**INFORMATION PROVIDED**
'''
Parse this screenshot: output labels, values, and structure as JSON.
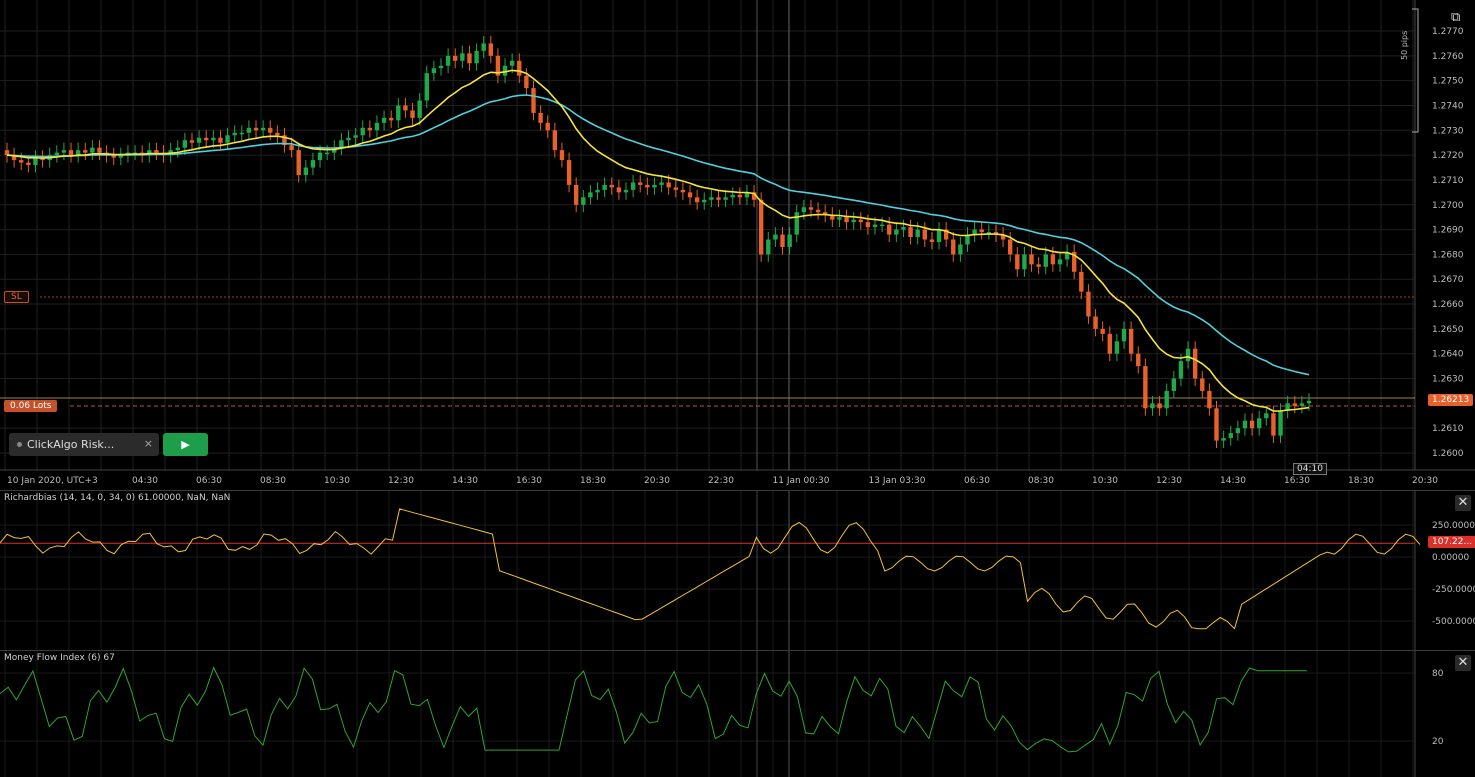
{
  "chart": {
    "timezone_label": "10 Jan 2020, UTC+3",
    "price_axis": [
      "1.2770",
      "1.2760",
      "1.2750",
      "1.2740",
      "1.2730",
      "1.2720",
      "1.2710",
      "1.2700",
      "1.2690",
      "1.2680",
      "1.2670",
      "1.2660",
      "1.2650",
      "1.2640",
      "1.2630",
      "1.2610",
      "1.2600"
    ],
    "time_axis": [
      "04:30",
      "06:30",
      "08:30",
      "10:30",
      "12:30",
      "14:30",
      "16:30",
      "18:30",
      "20:30",
      "22:30",
      "11 Jan 00:30",
      "13 Jan 03:30",
      "06:30",
      "08:30",
      "10:30",
      "12:30",
      "14:30",
      "16:30",
      "18:30",
      "20:30"
    ],
    "current_price": "1.26213",
    "pips_label": "50 pips",
    "time_badge": "04:10",
    "sl_label": "SL",
    "lots_label": "0.06 Lots",
    "colors": {
      "bull": "#1faa4a",
      "bear": "#e8602a",
      "ma_fast": "#f5e43a",
      "ma_slow": "#4fd0dc",
      "price_tag": "#e8602a"
    }
  },
  "toolbar": {
    "algo_label": "ClickAlgo Risk...",
    "algo_close": "×",
    "play_label": "▶",
    "popout_icon": "⧉"
  },
  "richardbias": {
    "title": "Richardbias (14, 14, 0, 34, 0) 61.00000, NaN, NaN",
    "axis": [
      "250.00000",
      "0.00000",
      "-250.00000",
      "-500.00000"
    ],
    "level_tag": "107.22...",
    "close": "✕"
  },
  "mfi": {
    "title": "Money Flow Index (6) 67",
    "axis": [
      "80",
      "20"
    ],
    "close": "✕"
  }
}
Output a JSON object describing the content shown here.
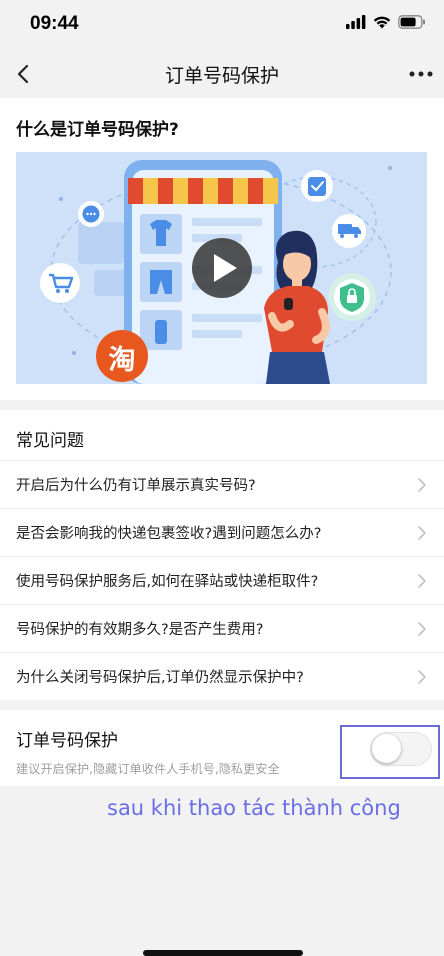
{
  "status_bar": {
    "time": "09:44"
  },
  "nav": {
    "title": "订单号码保护"
  },
  "intro": {
    "heading": "什么是订单号码保护?",
    "banner_logo_char": "淘"
  },
  "faq": {
    "heading": "常见问题",
    "items": [
      {
        "label": "开启后为什么仍有订单展示真实号码?"
      },
      {
        "label": "是否会影响我的快递包裹签收?遇到问题怎么办?"
      },
      {
        "label": "使用号码保护服务后,如何在驿站或快递柜取件?"
      },
      {
        "label": "号码保护的有效期多久?是否产生费用?"
      },
      {
        "label": "为什么关闭号码保护后,订单仍然显示保护中?"
      }
    ]
  },
  "protection": {
    "title": "订单号码保护",
    "description": "建议开启保护,隐藏订单收件人手机号,隐私更安全",
    "toggle_on": false
  },
  "caption": "sau khi thao tác thành công",
  "colors": {
    "accent_caption": "#6a6ee6",
    "highlight_border": "#6b6bd6",
    "banner_bg": "#cfe1f8",
    "awning_red": "#e04a2f",
    "awning_yellow": "#f5c64a"
  }
}
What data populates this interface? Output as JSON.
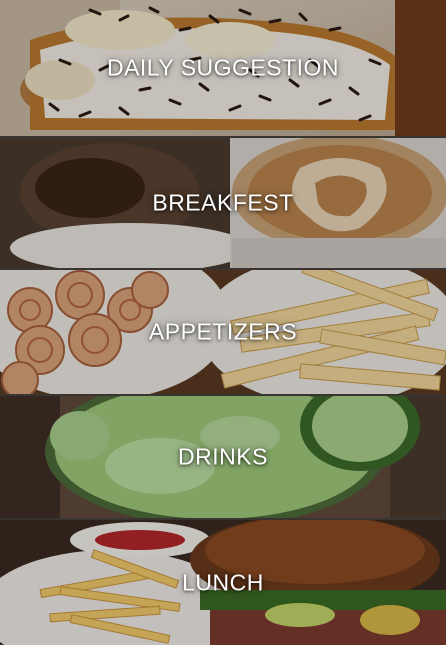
{
  "menu": {
    "categories": [
      {
        "label": "DAILY SUGGESTION",
        "photo": "toast-with-chocolate-sprinkles"
      },
      {
        "label": "BREAKFEST",
        "photo": "latte-art-and-pastry"
      },
      {
        "label": "APPETIZERS",
        "photo": "pinwheels-and-bread-sticks"
      },
      {
        "label": "DRINKS",
        "photo": "cucumber-smoothie"
      },
      {
        "label": "LUNCH",
        "photo": "burger-and-fries"
      }
    ]
  },
  "colors": {
    "label_text": "#ffffff",
    "background": "#1e1a17"
  }
}
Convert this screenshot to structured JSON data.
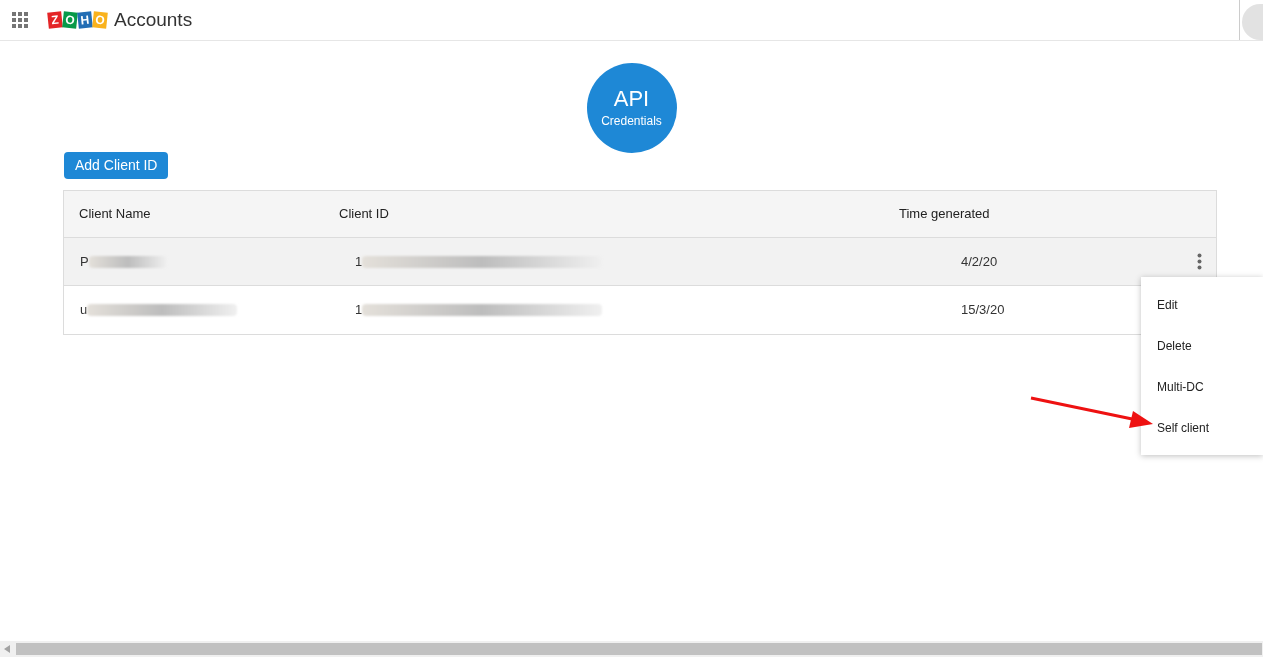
{
  "header": {
    "logo_letters": [
      {
        "letter": "Z",
        "color": "#e42527"
      },
      {
        "letter": "O",
        "color": "#089949"
      },
      {
        "letter": "H",
        "color": "#226db4"
      },
      {
        "letter": "O",
        "color": "#f9b21d"
      }
    ],
    "title": "Accounts"
  },
  "badge": {
    "title": "API",
    "subtitle": "Credentials"
  },
  "add_button": "Add Client ID",
  "table": {
    "columns": [
      "Client Name",
      "Client ID",
      "Time generated"
    ],
    "rows": [
      {
        "client_name": "P",
        "client_id": "1",
        "time_generated": "4/2/20",
        "selected": true
      },
      {
        "client_name": "u",
        "client_id": "1",
        "time_generated": "15/3/20",
        "selected": false
      }
    ]
  },
  "menu": {
    "items": [
      "Edit",
      "Delete",
      "Multi-DC",
      "Self client"
    ]
  }
}
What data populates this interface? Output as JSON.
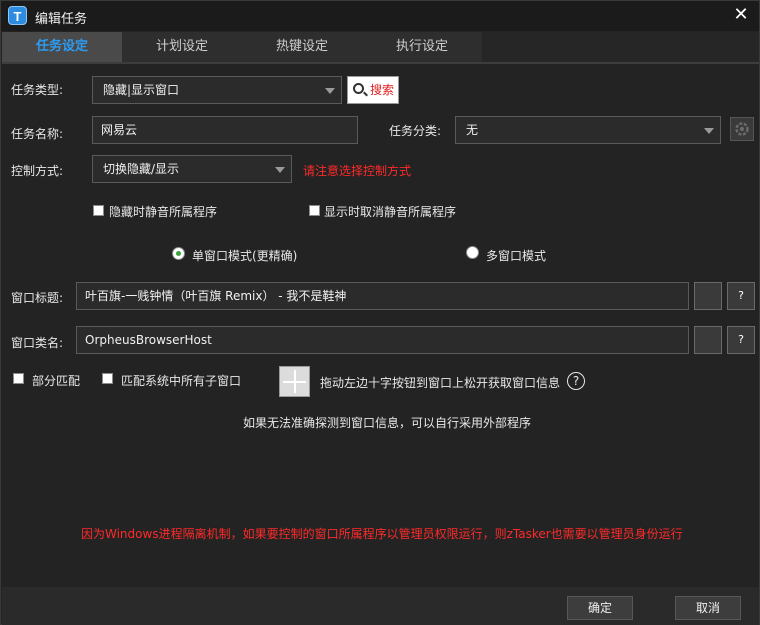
{
  "window": {
    "title": "编辑任务",
    "app_icon_letter": "T",
    "close_glyph": "✕"
  },
  "tabs": [
    {
      "label": "任务设定",
      "active": true
    },
    {
      "label": "计划设定",
      "active": false
    },
    {
      "label": "热键设定",
      "active": false
    },
    {
      "label": "执行设定",
      "active": false
    }
  ],
  "form": {
    "task_type_label": "任务类型:",
    "task_type_value": "隐藏|显示窗口",
    "search_label": "搜索",
    "task_name_label": "任务名称:",
    "task_name_value": "网易云",
    "task_category_label": "任务分类:",
    "task_category_value": "无",
    "control_mode_label": "控制方式:",
    "control_mode_value": "切换隐藏/显示",
    "control_mode_warning": "请注意选择控制方式",
    "mute_on_hide_label": "隐藏时静音所属程序",
    "unmute_on_show_label": "显示时取消静音所属程序",
    "single_window_label": "单窗口模式(更精确)",
    "multi_window_label": "多窗口模式",
    "window_title_label": "窗口标题:",
    "window_title_value": "叶百旗-一贱钟情（叶百旗 Remix） - 我不是鞋神",
    "window_class_label": "窗口类名:",
    "window_class_value": "OrpheusBrowserHost",
    "help_glyph": "?",
    "partial_match_label": "部分匹配",
    "match_children_label": "匹配系统中所有子窗口",
    "drag_hint": "拖动左边十字按钮到窗口上松开获取窗口信息",
    "fallback_hint": "如果无法准确探测到窗口信息，可以自行采用外部程序",
    "admin_warning": "因为Windows进程隔离机制，如果要控制的窗口所属程序以管理员权限运行，则zTasker也需要以管理员身份运行"
  },
  "footer": {
    "ok_label": "确定",
    "cancel_label": "取消"
  },
  "colors": {
    "accent_tab": "#2f9bf0",
    "warning_red": "#ff2a2a",
    "radio_selected": "#3aa33a",
    "background": "#232323"
  },
  "icons": [
    "app-logo-icon",
    "close-icon",
    "search-icon",
    "gear-icon",
    "crosshair-icon",
    "help-icon"
  ]
}
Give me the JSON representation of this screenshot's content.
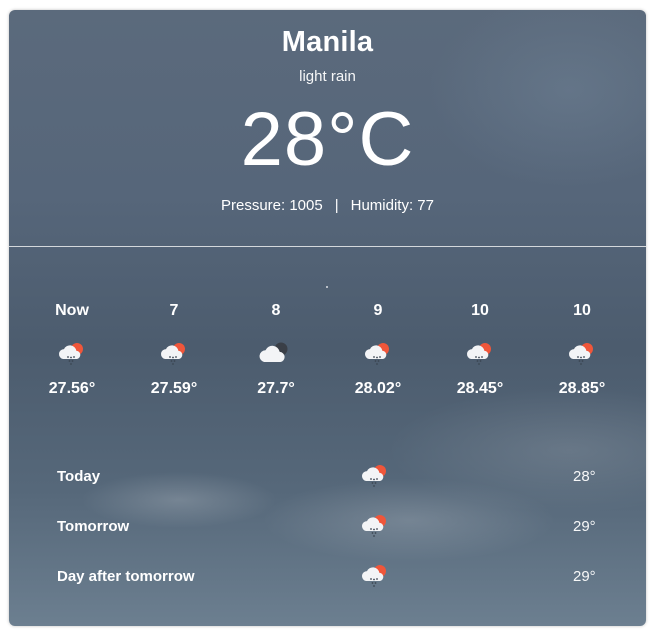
{
  "current": {
    "city": "Manila",
    "description": "light rain",
    "temperature": "28°C",
    "pressure_label": "Pressure: 1005",
    "separator": "|",
    "humidity_label": "Humidity: 77"
  },
  "hourly": [
    {
      "time": "Now",
      "temp": "27.56°",
      "icon": "cloud-sun-rain-icon"
    },
    {
      "time": "7",
      "temp": "27.59°",
      "icon": "cloud-sun-rain-icon"
    },
    {
      "time": "8",
      "temp": "27.7°",
      "icon": "cloud-moon-icon"
    },
    {
      "time": "9",
      "temp": "28.02°",
      "icon": "cloud-sun-rain-icon"
    },
    {
      "time": "10",
      "temp": "28.45°",
      "icon": "cloud-sun-rain-icon"
    },
    {
      "time": "10",
      "temp": "28.85°",
      "icon": "cloud-sun-rain-icon"
    }
  ],
  "daily": [
    {
      "label": "Today",
      "temp": "28°",
      "icon": "cloud-sun-rain-icon"
    },
    {
      "label": "Tomorrow",
      "temp": "29°",
      "icon": "cloud-sun-rain-icon"
    },
    {
      "label": "Day after tomorrow",
      "temp": "29°",
      "icon": "cloud-sun-rain-icon"
    }
  ],
  "colors": {
    "sun": "#f0563a",
    "cloud": "#f3f4f6",
    "rain": "#3b4652",
    "text": "#ffffff"
  }
}
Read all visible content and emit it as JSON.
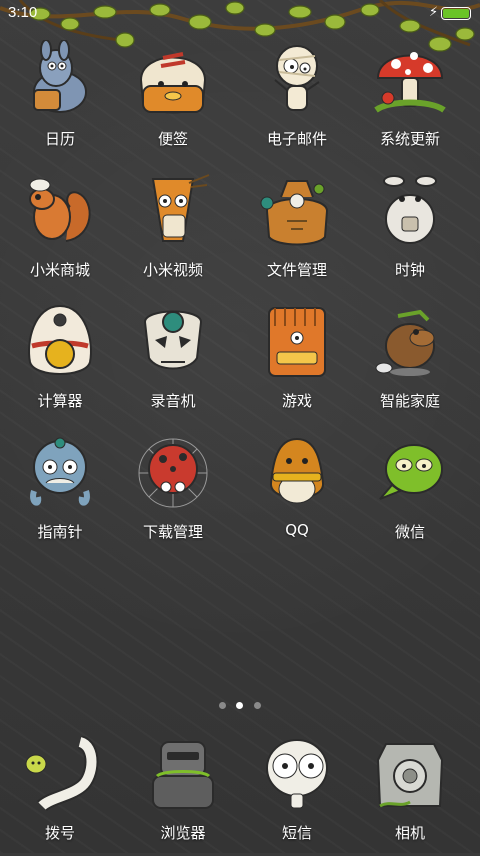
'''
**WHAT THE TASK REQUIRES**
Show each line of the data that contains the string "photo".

**SOLUTION FOR THIS PROBLEM**
        "photo": "toast-with-chocolate-sprinkles"
        "photo": "latte-art-and-pastry"
        "photo": "pinwheels-and-bread-sticks"
        "photo": "cucumber-smoothie"
        "photo": "burger-and-fries"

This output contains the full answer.